So while without a doubt, some core sets of skills and knowledge remain central to our ability to learn and participate effectively, what Thomas and Seely Brown (2011) call our “new culture of learning” challenges our traditional emphasis on certain literacies. It calls upon a new model of competencies. It revises the toolbox of skills students need to actively participate in the world of the future.

One of the competencies key to success in the future is the ability to adapt to rapid change. As people living in these times, how well are we dealing with this shift?

This is the sharp end of the spear as I see it. Change, in practice, comes slowly to education – how can we speed it up? How can we move from isolated pockets of teachers and innovative schools trialling, thinking and doing, to a more mainstream application and understanding of 21st century learning? How can we get parents and community stakeholders understanding what it means to teach and learn in our connected, networked now?

These are some of the challenging questions I hope to investigate as I move through this course, and why I’ve decided to choose “Digital Leadership” by Eric Sheninger as the focus of my book review.

I’m looking forward to the journey ahead, in particular “walking the talk” – being actively engaged and participating in our community of learners.



How Humans Learn Best.
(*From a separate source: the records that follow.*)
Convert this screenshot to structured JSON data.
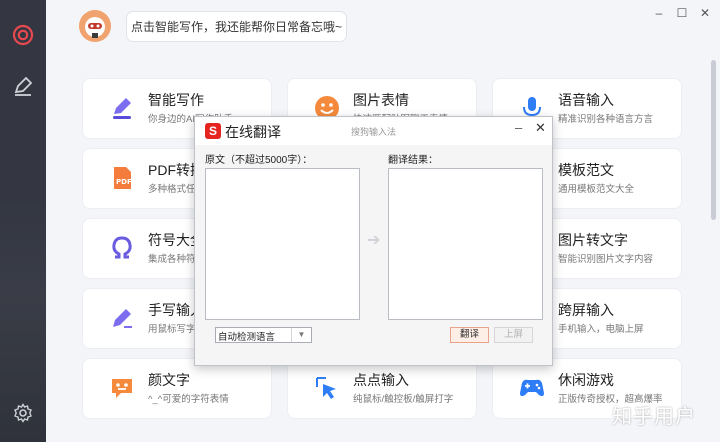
{
  "topbar": {
    "assistant_prompt": "点击智能写作，我还能帮你日常备忘哦~",
    "window_controls": [
      "–",
      "☐",
      "✕"
    ]
  },
  "sidebar": {
    "items": [
      {
        "icon": "target-icon"
      },
      {
        "icon": "pen-icon"
      },
      {
        "icon": "gear-icon"
      }
    ]
  },
  "cards": [
    {
      "title": "智能写作",
      "subtitle": "你身边的AI写作助手",
      "icon": "writing-pen-icon"
    },
    {
      "title": "图片表情",
      "subtitle": "快速匹配贴图聊天表情",
      "icon": "smiley-face-icon"
    },
    {
      "title": "语音输入",
      "subtitle": "精准识别各种语言方言",
      "icon": "microphone-icon"
    },
    {
      "title": "PDF转换",
      "subtitle": "多种格式任意转换",
      "icon": "pdf-file-icon"
    },
    {
      "title": "模板范文",
      "subtitle": "通用模板范文大全",
      "icon": "template-doc-icon"
    },
    {
      "title": "符号大全",
      "subtitle": "集成各种符号",
      "icon": "omega-symbol-icon"
    },
    {
      "title": "图片转文字",
      "subtitle": "智能识别图片文字内容",
      "icon": "image-to-text-icon"
    },
    {
      "title": "手写输入",
      "subtitle": "用鼠标写字",
      "icon": "handwriting-pen-icon"
    },
    {
      "title": "跨屏输入",
      "subtitle": "手机输入，电脑上屏",
      "icon": "cross-screen-icon"
    },
    {
      "title": "颜文字",
      "subtitle": "^_^可爱的字符表情",
      "icon": "emoticon-icon"
    },
    {
      "title": "点点输入",
      "subtitle": "纯鼠标/触控板/触屏打字",
      "icon": "click-cursor-icon"
    },
    {
      "title": "休闲游戏",
      "subtitle": "正版传奇授权，超高爆率",
      "icon": "gamepad-icon"
    }
  ],
  "dialog": {
    "title": "在线翻译",
    "ime_label": "搜狗输入法",
    "source_label": "原文（不超过5000字）：",
    "result_label": "翻译结果：",
    "source_text": "",
    "result_text": "",
    "language_select": "自动检测语言",
    "translate_button": "翻译",
    "to_screen_button": "上屏",
    "minimize": "–",
    "close": "✕",
    "logo_glyph": "S"
  },
  "watermark": "知乎用户",
  "colors": {
    "rail": "#343741",
    "accent_purple": "#6a5ce0",
    "accent_orange": "#f58a3c",
    "accent_red": "#e5231f",
    "accent_blue": "#2f7df6",
    "background": "#f4f5f9"
  }
}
Retrieved from

Thomas, D., & Brown, J. S. (2011). A new culture of learning. Cultivating the imagination for a world of constant change. Educause: Berkley, Thomas D & Brown J, Souellis Studio.

TKI: Effective Pedagogy. Retrieved from